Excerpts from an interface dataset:
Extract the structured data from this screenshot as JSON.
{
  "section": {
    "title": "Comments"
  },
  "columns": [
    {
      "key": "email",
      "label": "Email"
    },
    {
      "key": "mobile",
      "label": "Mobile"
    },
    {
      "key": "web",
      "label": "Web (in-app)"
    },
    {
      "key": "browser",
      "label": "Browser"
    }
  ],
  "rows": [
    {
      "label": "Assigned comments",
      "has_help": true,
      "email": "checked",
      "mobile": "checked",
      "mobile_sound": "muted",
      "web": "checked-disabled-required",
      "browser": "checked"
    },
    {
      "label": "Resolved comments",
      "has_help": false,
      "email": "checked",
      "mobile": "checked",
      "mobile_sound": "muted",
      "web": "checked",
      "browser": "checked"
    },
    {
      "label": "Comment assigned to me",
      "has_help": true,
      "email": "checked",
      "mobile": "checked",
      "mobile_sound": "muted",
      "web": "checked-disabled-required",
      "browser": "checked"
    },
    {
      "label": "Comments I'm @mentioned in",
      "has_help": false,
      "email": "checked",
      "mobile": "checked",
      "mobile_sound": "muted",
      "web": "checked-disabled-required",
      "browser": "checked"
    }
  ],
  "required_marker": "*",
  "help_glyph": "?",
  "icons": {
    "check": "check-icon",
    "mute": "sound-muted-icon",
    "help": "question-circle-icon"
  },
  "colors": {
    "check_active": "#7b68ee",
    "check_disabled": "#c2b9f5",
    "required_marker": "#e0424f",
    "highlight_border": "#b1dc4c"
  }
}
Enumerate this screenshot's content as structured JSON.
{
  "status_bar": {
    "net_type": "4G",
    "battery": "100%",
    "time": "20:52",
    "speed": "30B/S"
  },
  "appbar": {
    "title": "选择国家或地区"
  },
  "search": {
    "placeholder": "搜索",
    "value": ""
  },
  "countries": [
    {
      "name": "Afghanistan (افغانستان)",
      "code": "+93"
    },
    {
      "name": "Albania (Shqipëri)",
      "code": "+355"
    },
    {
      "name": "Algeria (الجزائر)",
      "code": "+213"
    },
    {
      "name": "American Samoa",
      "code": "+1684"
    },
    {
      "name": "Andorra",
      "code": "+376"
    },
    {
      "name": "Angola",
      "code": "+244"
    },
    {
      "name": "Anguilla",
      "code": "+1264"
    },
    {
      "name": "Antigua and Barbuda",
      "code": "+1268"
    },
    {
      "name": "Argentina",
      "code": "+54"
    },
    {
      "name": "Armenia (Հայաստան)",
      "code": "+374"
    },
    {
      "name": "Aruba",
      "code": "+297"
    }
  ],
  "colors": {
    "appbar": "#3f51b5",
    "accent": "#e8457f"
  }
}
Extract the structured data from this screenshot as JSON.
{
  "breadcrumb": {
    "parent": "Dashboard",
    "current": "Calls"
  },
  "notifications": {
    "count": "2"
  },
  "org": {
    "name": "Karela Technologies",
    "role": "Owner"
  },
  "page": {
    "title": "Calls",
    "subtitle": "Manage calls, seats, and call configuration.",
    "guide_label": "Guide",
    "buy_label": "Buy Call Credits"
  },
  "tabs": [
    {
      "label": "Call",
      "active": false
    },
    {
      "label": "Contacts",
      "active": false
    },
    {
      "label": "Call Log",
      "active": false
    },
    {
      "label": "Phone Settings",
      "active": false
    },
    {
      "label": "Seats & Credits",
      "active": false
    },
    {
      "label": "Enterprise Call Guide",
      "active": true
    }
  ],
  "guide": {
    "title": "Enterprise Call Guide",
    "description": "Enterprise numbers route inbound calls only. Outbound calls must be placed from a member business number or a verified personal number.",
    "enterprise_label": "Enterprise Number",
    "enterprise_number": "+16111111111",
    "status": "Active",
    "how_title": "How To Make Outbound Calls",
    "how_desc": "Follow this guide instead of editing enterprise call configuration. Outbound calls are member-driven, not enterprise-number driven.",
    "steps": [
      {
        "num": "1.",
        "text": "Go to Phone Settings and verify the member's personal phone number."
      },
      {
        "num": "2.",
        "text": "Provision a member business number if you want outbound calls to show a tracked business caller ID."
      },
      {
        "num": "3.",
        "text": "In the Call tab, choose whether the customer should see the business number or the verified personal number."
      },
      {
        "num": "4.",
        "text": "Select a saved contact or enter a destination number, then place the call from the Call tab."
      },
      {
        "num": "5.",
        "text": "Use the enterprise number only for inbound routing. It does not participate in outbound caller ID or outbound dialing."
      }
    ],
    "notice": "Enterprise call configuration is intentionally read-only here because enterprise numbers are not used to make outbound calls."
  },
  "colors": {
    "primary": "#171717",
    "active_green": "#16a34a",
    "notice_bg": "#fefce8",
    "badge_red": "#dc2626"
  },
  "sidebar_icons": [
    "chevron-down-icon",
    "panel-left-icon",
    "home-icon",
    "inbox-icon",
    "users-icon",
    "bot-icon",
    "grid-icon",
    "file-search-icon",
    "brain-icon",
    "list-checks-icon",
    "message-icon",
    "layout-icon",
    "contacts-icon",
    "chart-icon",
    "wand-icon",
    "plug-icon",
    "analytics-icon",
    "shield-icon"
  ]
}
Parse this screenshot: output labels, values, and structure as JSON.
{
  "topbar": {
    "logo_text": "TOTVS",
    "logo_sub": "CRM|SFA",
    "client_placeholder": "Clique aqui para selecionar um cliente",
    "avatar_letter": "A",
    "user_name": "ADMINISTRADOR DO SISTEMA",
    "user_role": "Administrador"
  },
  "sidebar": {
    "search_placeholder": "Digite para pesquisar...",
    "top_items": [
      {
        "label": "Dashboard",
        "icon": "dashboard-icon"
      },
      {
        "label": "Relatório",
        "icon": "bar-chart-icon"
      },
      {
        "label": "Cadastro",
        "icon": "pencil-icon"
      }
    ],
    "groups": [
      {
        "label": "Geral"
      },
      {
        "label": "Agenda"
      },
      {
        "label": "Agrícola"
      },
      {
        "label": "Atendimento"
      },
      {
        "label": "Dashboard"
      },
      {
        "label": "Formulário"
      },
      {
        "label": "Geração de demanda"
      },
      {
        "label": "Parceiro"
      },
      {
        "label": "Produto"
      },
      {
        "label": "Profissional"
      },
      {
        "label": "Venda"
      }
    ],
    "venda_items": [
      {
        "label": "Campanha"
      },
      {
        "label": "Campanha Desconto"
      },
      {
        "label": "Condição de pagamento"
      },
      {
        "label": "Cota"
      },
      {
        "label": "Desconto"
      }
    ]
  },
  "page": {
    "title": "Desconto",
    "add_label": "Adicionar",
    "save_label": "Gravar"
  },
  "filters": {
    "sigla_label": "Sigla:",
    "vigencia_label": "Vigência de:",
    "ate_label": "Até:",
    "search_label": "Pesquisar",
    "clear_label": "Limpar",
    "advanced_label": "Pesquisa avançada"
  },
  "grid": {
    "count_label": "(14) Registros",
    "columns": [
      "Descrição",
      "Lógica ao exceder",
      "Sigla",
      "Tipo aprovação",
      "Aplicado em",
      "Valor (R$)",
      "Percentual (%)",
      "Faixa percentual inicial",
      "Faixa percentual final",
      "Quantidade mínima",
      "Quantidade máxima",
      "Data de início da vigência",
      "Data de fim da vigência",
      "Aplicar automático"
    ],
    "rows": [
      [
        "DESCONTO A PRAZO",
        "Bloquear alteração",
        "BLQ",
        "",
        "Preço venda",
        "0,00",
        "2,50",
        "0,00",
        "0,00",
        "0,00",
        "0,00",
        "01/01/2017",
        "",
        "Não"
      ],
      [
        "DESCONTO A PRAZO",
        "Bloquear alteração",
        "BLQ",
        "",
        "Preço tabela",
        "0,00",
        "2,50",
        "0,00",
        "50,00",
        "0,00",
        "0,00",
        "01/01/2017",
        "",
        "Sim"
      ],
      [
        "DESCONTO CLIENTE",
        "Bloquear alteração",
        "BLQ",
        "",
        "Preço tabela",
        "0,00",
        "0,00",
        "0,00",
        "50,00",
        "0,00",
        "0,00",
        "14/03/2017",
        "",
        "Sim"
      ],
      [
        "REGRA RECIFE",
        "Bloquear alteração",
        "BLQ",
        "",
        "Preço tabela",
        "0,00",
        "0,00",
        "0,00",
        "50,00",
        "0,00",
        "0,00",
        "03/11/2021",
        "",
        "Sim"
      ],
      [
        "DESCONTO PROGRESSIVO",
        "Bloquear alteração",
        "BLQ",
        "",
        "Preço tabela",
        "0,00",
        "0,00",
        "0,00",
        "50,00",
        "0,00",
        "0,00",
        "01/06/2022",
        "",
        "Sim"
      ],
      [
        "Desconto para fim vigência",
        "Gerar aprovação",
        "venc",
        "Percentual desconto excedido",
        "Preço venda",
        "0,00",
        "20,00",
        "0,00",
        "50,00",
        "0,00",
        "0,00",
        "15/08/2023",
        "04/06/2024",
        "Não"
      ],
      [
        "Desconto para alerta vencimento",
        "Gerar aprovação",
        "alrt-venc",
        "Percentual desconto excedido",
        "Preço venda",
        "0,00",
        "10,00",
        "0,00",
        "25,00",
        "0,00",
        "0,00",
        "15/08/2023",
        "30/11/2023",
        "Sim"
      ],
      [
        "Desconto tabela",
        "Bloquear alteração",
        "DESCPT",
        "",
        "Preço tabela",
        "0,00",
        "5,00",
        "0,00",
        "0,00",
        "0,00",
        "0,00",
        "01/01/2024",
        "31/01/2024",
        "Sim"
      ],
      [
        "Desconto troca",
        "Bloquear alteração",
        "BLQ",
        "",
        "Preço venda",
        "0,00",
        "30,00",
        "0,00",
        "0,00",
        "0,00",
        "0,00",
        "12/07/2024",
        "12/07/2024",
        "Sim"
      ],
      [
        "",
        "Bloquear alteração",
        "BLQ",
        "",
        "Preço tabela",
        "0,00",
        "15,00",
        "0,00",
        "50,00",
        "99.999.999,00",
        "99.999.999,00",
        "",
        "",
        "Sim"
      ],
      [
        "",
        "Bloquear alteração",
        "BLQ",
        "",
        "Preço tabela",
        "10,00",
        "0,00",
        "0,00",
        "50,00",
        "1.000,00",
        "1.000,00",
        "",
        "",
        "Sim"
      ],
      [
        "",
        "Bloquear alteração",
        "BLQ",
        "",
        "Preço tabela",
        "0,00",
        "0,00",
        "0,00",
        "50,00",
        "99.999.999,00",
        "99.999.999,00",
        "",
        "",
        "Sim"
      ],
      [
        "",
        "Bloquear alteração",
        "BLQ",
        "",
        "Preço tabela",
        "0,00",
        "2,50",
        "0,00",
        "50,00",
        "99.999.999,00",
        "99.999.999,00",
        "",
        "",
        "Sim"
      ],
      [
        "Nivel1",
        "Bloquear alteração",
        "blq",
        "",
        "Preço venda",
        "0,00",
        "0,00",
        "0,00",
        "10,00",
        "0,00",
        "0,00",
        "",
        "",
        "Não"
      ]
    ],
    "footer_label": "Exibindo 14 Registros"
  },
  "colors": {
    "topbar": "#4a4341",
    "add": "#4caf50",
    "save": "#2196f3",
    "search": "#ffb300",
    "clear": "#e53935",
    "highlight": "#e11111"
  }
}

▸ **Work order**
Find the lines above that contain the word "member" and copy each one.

▸ **Answer to the exercise**
    "description": "Enterprise numbers route inbound calls only. Outbound calls must be placed from a member business number or a verified personal number.",
    "how_desc": "Follow this guide instead of editing enterprise call configuration. Outbound calls are member-driven, not enterprise-number driven.",
        "text": "Go to Phone Settings and verify the member's personal phone number."
        "text": "Provision a member business number if you want outbound calls to show a tracked business caller ID."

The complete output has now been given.